View Full Version : [ubuntu] Unacceptable write performance of software raid1 on ubuntu lucid server

May 20th, 2010, 09:42 AM
Compared to my laptop notebook with a HD of 5400rpm, the write performance of raid1 on an ubuntu lucid server is unacceptable.

In the begining, I installed ubuntu 9.04 server(alternate) using raid1 with two WD 1TB HDs of 7200rpm(Green Power) and then performed dist upgrade to 9.10 and then to 10.04.

I guess the write performance initially was reasonable since the installation and data migration(copy from another computer over LAN) didn't take too much time. However, after upgrading the server to 9.10 or so, I found large file upload through samba or ftp tends to block and time out. It is of no use whether to change the daemon or the client program so that I tried to test the read/write performance on the server to figure out the situation.

To my surprise, using strace I found even a simple program like cp would easily get blocked eventually in a write() system call for decades of seconds.
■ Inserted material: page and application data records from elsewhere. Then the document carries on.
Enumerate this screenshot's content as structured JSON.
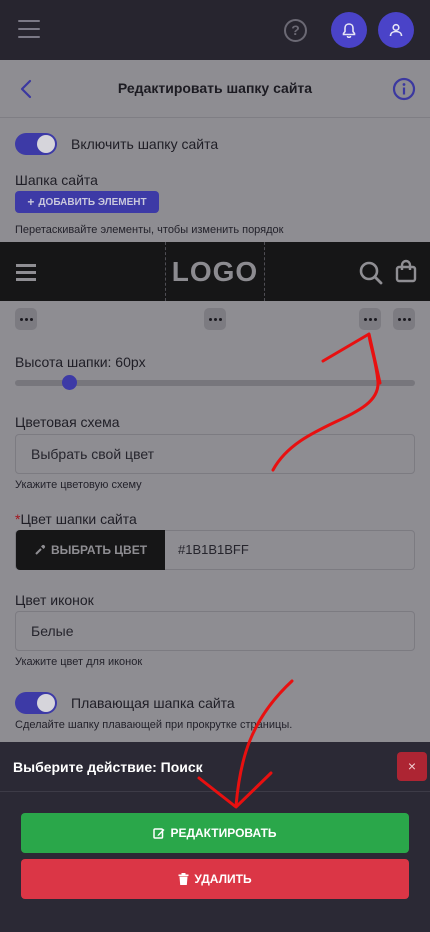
{
  "page": {
    "title": "Редактировать шапку сайта",
    "enable_header_label": "Включить шапку сайта",
    "header_section_label": "Шапка сайта",
    "add_element_label": "ДОБАВИТЬ ЭЛЕМЕНТ",
    "drag_hint": "Перетаскивайте элементы, чтобы изменить порядок",
    "preview_logo": "LOGO",
    "height_label": "Высота шапки: 60px",
    "height_value": 60,
    "color_scheme_label": "Цветовая схема",
    "color_scheme_value": "Выбрать свой цвет",
    "color_scheme_hint": "Укажите цветовую схему",
    "header_color_required": "*",
    "header_color_label": "Цвет шапки сайта",
    "pick_color_label": "ВЫБРАТЬ ЦВЕТ",
    "header_color_value": "#1B1B1BFF",
    "icons_color_label": "Цвет иконок",
    "icons_color_value": "Белые",
    "icons_color_hint": "Укажите цвет для иконок",
    "floating_label": "Плавающая шапка сайта",
    "floating_hint": "Сделайте шапку плавающей при прокрутке страницы."
  },
  "sheet": {
    "title": "Выберите действие: Поиск",
    "close_label": "×",
    "edit_label": "РЕДАКТИРОВАТЬ",
    "delete_label": "УДАЛИТЬ"
  },
  "colors": {
    "accent": "#3d3aa6",
    "edit": "#2aa74a",
    "delete": "#db3646",
    "annotation_arrow": "#e81010"
  }
}
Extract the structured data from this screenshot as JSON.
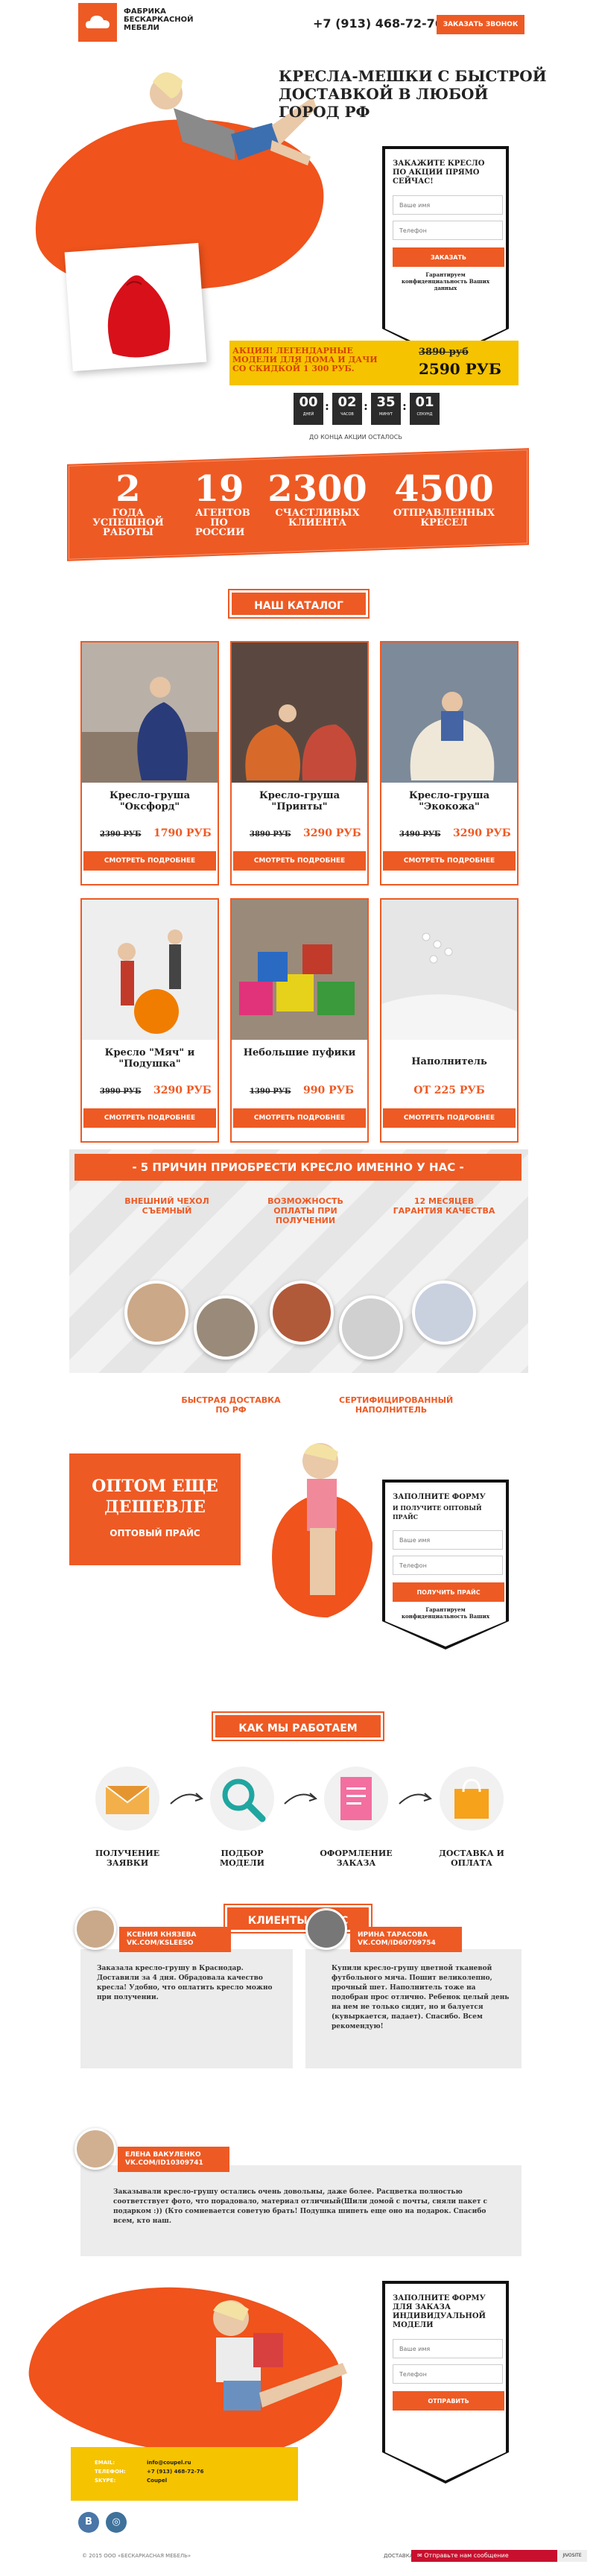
{
  "header": {
    "logo_text": "Фабрика бескаркасной мебели",
    "phone": "+7 (913) 468-72-76",
    "callback_button": "ЗАКАЗАТЬ ЗВОНОК"
  },
  "hero": {
    "title": "КРЕСЛА-МЕШКИ С БЫСТРОЙ ДОСТАВКОЙ В ЛЮБОЙ ГОРОД РФ",
    "form": {
      "title": "ЗАКАЖИТЕ КРЕСЛО ПО АКЦИИ ПРЯМО СЕЙЧАС!",
      "name_placeholder": "Ваше имя",
      "phone_placeholder": "Телефон",
      "submit": "ЗАКАЗАТЬ",
      "note": "Гарантируем конфиденциальность Ваших данных"
    },
    "promo": {
      "text": "АКЦИЯ! ЛЕГЕНДАРНЫЕ МОДЕЛИ ДЛЯ ДОМА И ДАЧИ СО СКИДКОЙ 1 300 РУБ.",
      "old_price": "3890 руб",
      "new_price": "2590 РУБ"
    },
    "timer": {
      "days": "00",
      "hours": "02",
      "minutes": "35",
      "seconds": "01",
      "days_label": "ДНЕЙ",
      "hours_label": "ЧАСОВ",
      "minutes_label": "МИНУТ",
      "seconds_label": "СЕКУНД",
      "caption": "ДО КОНЦА АКЦИИ ОСТАЛОСЬ"
    }
  },
  "stats": [
    {
      "num": "2",
      "label": "ГОДА УСПЕШНОЙ РАБОТЫ"
    },
    {
      "num": "19",
      "label": "АГЕНТОВ ПО РОССИИ"
    },
    {
      "num": "2300",
      "label": "СЧАСТЛИВЫХ КЛИЕНТА"
    },
    {
      "num": "4500",
      "label": "ОТПРАВЛЕННЫХ КРЕСЕЛ"
    }
  ],
  "catalog": {
    "title": "НАШ КАТАЛОГ",
    "more_label": "СМОТРЕТЬ ПОДРОБНЕЕ",
    "items": [
      {
        "name": "Кресло-груша \"Оксфорд\"",
        "old": "2390 РУБ",
        "new": "1790 РУБ"
      },
      {
        "name": "Кресло-груша \"Принты\"",
        "old": "3890 РУБ",
        "new": "3290 РУБ"
      },
      {
        "name": "Кресло-груша \"Экокожа\"",
        "old": "3490 РУБ",
        "new": "3290 РУБ"
      },
      {
        "name": "Кресло \"Мяч\" и \"Подушка\"",
        "old": "3990 РУБ",
        "new": "3290 РУБ"
      },
      {
        "name": "Небольшие пуфики",
        "old": "1390 РУБ",
        "new": "990 РУБ"
      },
      {
        "name": "Наполнитель",
        "old": "",
        "new": "ОТ 225 РУБ"
      }
    ]
  },
  "reasons": {
    "title": "- 5 ПРИЧИН ПРИОБРЕСТИ КРЕСЛО ИМЕННО У НАС -",
    "items": [
      "ВНЕШНИЙ ЧЕХОЛ СЪЕМНЫЙ",
      "ВОЗМОЖНОСТЬ ОПЛАТЫ ПРИ ПОЛУЧЕНИИ",
      "12 МЕСЯЦЕВ ГАРАНТИЯ КАЧЕСТВА",
      "БЫСТРАЯ ДОСТАВКА ПО РФ",
      "СЕРТИФИЦИРОВАННЫЙ НАПОЛНИТЕЛЬ"
    ]
  },
  "wholesale": {
    "title": "ОПТОМ ЕЩЕ ДЕШЕВЛЕ",
    "subtitle": "ОПТОВЫЙ ПРАЙС",
    "form": {
      "title": "ЗАПОЛНИТЕ ФОРМУ",
      "subtitle": "И ПОЛУЧИТЕ ОПТОВЫЙ ПРАЙС",
      "name_placeholder": "Ваше имя",
      "phone_placeholder": "Телефон",
      "submit": "ПОЛУЧИТЬ ПРАЙС",
      "note": "Гарантируем конфиденциальность Ваших данных"
    }
  },
  "how": {
    "title": "КАК МЫ РАБОТАЕМ",
    "steps": [
      "ПОЛУЧЕНИЕ ЗАЯВКИ",
      "ПОДБОР МОДЕЛИ",
      "ОФОРМЛЕНИЕ ЗАКАЗА",
      "ДОСТАВКА И ОПЛАТА"
    ]
  },
  "reviews": {
    "title": "КЛИЕНТЫ О НАС",
    "items": [
      {
        "name": "КСЕНИЯ КНЯЗЕВА VK.COM/KSLEESO",
        "text": "Заказала кресло-грушу в Краснодар. Доставили за 4 дня. Обрадовала качество кресла! Удобно, что оплатить кресло можно при получении."
      },
      {
        "name": "ИРИНА ТАРАСОВА VK.COM/ID60709754",
        "text": "Купили кресло-грушу цветной тканевой футбольного мяча. Пошит великолепно, прочный шет. Наполнитель тоже на подобран прос отлично. Ребенок целый день на нем не только сидит, но и балуется (кувыркается, падает). Спасибо. Всем рекомендую!"
      },
      {
        "name": "ЕЛЕНА ВАКУЛЕНКО VK.COM/ID10309741",
        "text": "Заказывали кресло-грушу остались очень довольны, даже более. Расцветка полностью соответствует фото, что порадовало, материал отличный(Шили домой с почты, сняли пакет с подарком :)) (Кто сомневается советую брать! Подушка шипеть еще оно на подарок. Спасибо всем, кто наш."
      }
    ]
  },
  "bottom_form": {
    "title": "ЗАПОЛНИТЕ ФОРМУ ДЛЯ ЗАКАЗА ИНДИВИДУАЛЬНОЙ МОДЕЛИ",
    "name_placeholder": "Ваше имя",
    "phone_placeholder": "Телефон",
    "submit": "ОТПРАВИТЬ"
  },
  "contacts": {
    "email_label": "EMAIL:",
    "email": "info@coupel.ru",
    "phone_label": "ТЕЛЕФОН:",
    "phone": "+7 (913) 468-72-76",
    "skype_label": "SKYPE:",
    "skype": "Coupel"
  },
  "social": {
    "vk": "В",
    "instagram": "◎"
  },
  "footer": {
    "copyright": "© 2015 ООО «БЕСКАРКАСНАЯ МЕБЕЛЬ»",
    "chat_label": "Отправьте нам сообщение",
    "sitemap": "ДОСТАВКА",
    "badge": "JIVOSITE"
  },
  "colors": {
    "accent": "#ee5a24",
    "yellow": "#f5c300",
    "dark": "#111111"
  }
}
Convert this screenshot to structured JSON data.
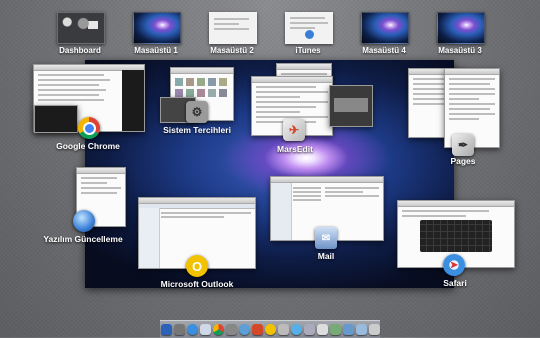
{
  "spaces": [
    {
      "label": "Dashboard",
      "type": "dashboard"
    },
    {
      "label": "Masaüstü 1",
      "type": "galaxy"
    },
    {
      "label": "Masaüstü 2",
      "type": "window"
    },
    {
      "label": "iTunes",
      "type": "window"
    },
    {
      "label": "Masaüstü 4",
      "type": "galaxy"
    },
    {
      "label": "Masaüstü 3",
      "type": "galaxy"
    }
  ],
  "apps": {
    "chrome": "Google Chrome",
    "system_prefs": "Sistem Tercihleri",
    "marsedit": "MarsEdit",
    "pages": "Pages",
    "software_update": "Yazılım Güncelleme",
    "mail": "Mail",
    "outlook": "Microsoft Outlook",
    "safari": "Safari"
  },
  "icons": {
    "chrome": "chrome-icon",
    "system_prefs": "gear-icon",
    "marsedit": "rocket-icon",
    "pages": "pen-icon",
    "software_update": "globe-icon",
    "mail": "stamp-icon",
    "outlook": "outlook-icon",
    "safari": "compass-icon"
  },
  "colors": {
    "background": "#6f7073",
    "label_text": "#ffffff",
    "outlook_accent": "#f2c200",
    "chrome_red": "#db4437",
    "chrome_green": "#0f9d58",
    "chrome_yellow": "#f4b400",
    "safari_blue": "#3b8fe0"
  }
}
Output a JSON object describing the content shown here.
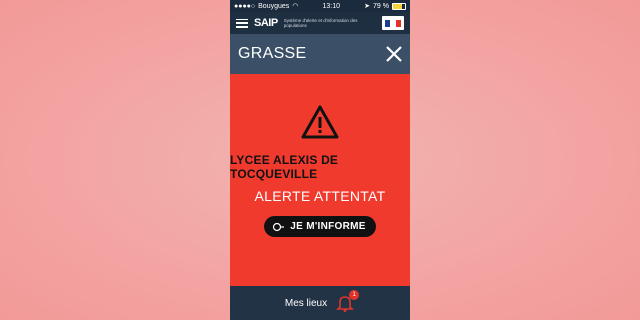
{
  "status": {
    "carrier": "Bouygues",
    "time": "13:10",
    "battery_text": "79 %",
    "battery_level": 0.79
  },
  "app": {
    "logo_text": "SAIP",
    "logo_subtitle": "Système d'alerte et d'information des populations"
  },
  "city": {
    "name": "GRASSE"
  },
  "alert": {
    "place": "LYCEE ALEXIS DE TOCQUEVILLE",
    "type": "ALERTE ATTENTAT",
    "button_label": "JE M'INFORME"
  },
  "bottom": {
    "mes_lieux": "Mes lieux",
    "badge_count": "1"
  },
  "colors": {
    "alert_red": "#f03a2e",
    "navy": "#223346",
    "city_bar": "#3b4f66"
  }
}
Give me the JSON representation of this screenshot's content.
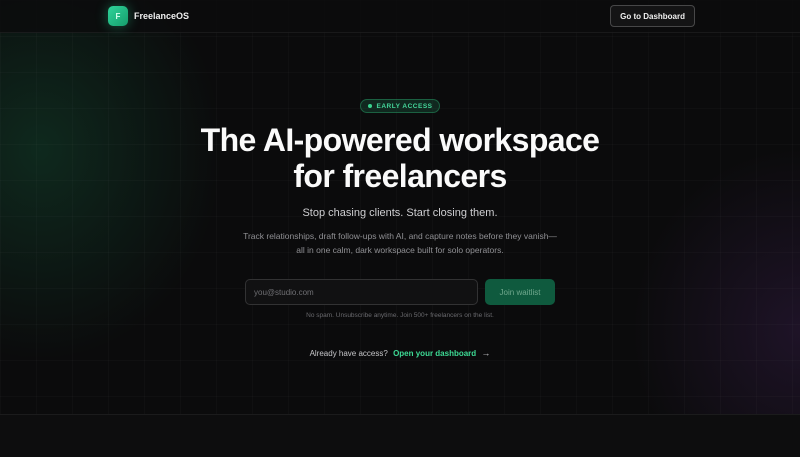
{
  "header": {
    "logo_letter": "F",
    "brand_name": "FreelanceOS",
    "dashboard_button": "Go to Dashboard"
  },
  "hero": {
    "badge": "EARLY ACCESS",
    "title_line1": "The AI-powered workspace",
    "title_line2": "for freelancers",
    "subtitle": "Stop chasing clients. Start closing them.",
    "description": "Track relationships, draft follow-ups with AI, and capture notes before they vanish—all in one calm, dark workspace built for solo operators."
  },
  "form": {
    "email_placeholder": "you@studio.com",
    "email_value": "",
    "join_button": "Join waitlist",
    "note": "No spam. Unsubscribe anytime. Join 500+ freelancers on the list."
  },
  "access": {
    "prompt": "Already have access?",
    "link": "Open your dashboard",
    "arrow": "→"
  },
  "colors": {
    "accent": "#3ddb95",
    "background": "#0b0b0c",
    "button_green": "#0f5a3e"
  },
  "icons": {
    "logo": "logo-icon",
    "badge_dot": "dot-icon",
    "arrow": "arrow-right-icon"
  }
}
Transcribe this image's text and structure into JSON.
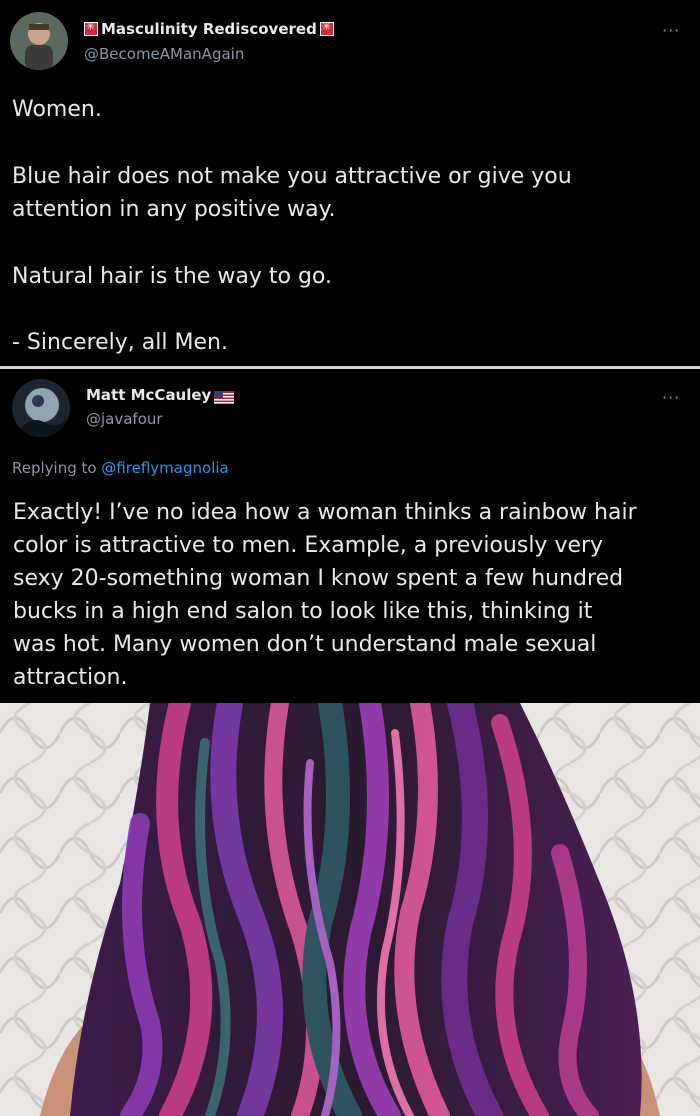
{
  "tweet1": {
    "display_name": "Masculinity Rediscovered",
    "handle": "@BecomeAManAgain",
    "more": "···",
    "lines": [
      "Women.",
      "Blue hair does not make you attractive or give you",
      "attention in any positive way.",
      "Natural hair is the way to go.",
      "- Sincerely, all Men."
    ]
  },
  "tweet2": {
    "display_name": "Matt McCauley",
    "handle": "@javafour",
    "more": "···",
    "reply_prefix": "Replying to ",
    "reply_to": "@fireflymagnolia",
    "lines": [
      "Exactly! I’ve no idea how a woman thinks a rainbow hair",
      "color is attractive to men. Example, a previously very",
      "sexy 20-something woman I know spent a few hundred",
      "bucks in a high end salon to look like this, thinking it",
      "was hot. Many women don’t understand male sexual",
      "attraction."
    ]
  },
  "colors": {
    "background": "#000000",
    "text": "#e7e9ea",
    "secondary": "#8b98a5",
    "link": "#1d9bf0"
  },
  "icons": [
    "red-emoji-icon",
    "us-flag-icon",
    "more-icon"
  ]
}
Hence, I perform another disk writing test using dd for data size ranging from 50MB to 1GB. Performance test commands are listed as follows:

dd if=/dev/zero of=test.img count=[5|10|15|20|100] bs=10M

if the data to write is equal or fewer than 150MB, the command returns immediately at very hight speed but the raid disks starts to sync and busy so that the terminal prompt seems to freeze. I think this behavior is normal under the raid1 configuration, isn't it?

But when the data size is equal to 200MB, the test command blocks for seconds and the write speed is measured at about 16.6MB/s. Of course, the raid disk still starts to sync and busy afterwards. Next, I test writing with data of size 1GB. The command blocks so long for about 770 seconds(<2MB/s) while the same test runs for only 17.49 seconds(60MB/s) on my laptop.

I also burn a Lucid LiveCD to boot the server and mount the raid device to run the test again but the results remain similar. Does that means even I re-install the system on the raid, the problem never disappears?

Any ideas or possible solutions?

PS: the disks run under the mode of UDMA6 without change.

May 21st, 2010, 06:07 PM
If the disks are 1 TB I assume they are still using 512 byte sectors, not the newfangled 4k sectors? With the big sectors filesystem alignment matters a lot.
What filesystem did you format the devices with? Are you using LVM? If so, what's the stripe size? Are just writes slow, or do reads suffer too? Does smartctl say anything alarming about the health of the disks?

You are quite right that the performance is much lower than it should be, but we don't have enough information to diagnose it yet.

June 1st, 2010, 07:01 AM
After some more experiments, the cause seems more clear.

First, I removed the RAID and cleared the partition table.
Next, I ran Disk Utility to benchmark read/write speed on both drives with ubuntu LiveCD and HD Tune Pro on another Windows XP machine. The results follow:

       Ubuntu 10.04   Windows XP
min.      2.3MB/s      40.7MB/s
max.      19.0MB/s     88.3MB/s
avg.      5.3MB/s      70.1MB/s

Reading speed is a little slow for about 40-50MB/s on ubuntu and 75-85MB/s on Windows XP, but still far faster than writing speed.

As a result, it's a no-brainer neither the HD nor the RAID is the problem while the disk sector size matters little. So I started to doubt the SATA cables and the mother board connectors. Then I took the disks out of the case and connected only one disk with the SATA cable at a perfect angle(almost no twisting) to run the benchmark again.

This time, the performance was similar to the results on the Windows XP machine so that I guessed the cables matter a lot. But whenever I connect both disks, the performance always goes down to 30-40MB/s each for writing and 55-75MB/s for reading even after I've replaced the cables with high quality ones made by COMAX and Amphenol.

I also ran the benchmarks with ubuntu 9.04 and fedora 13 and the results looked similar. I am at the end of my rope with Intel 865G and ICH5 so that I decide to to detach one of the disk after the RAID is built up to maintain the system performance.:(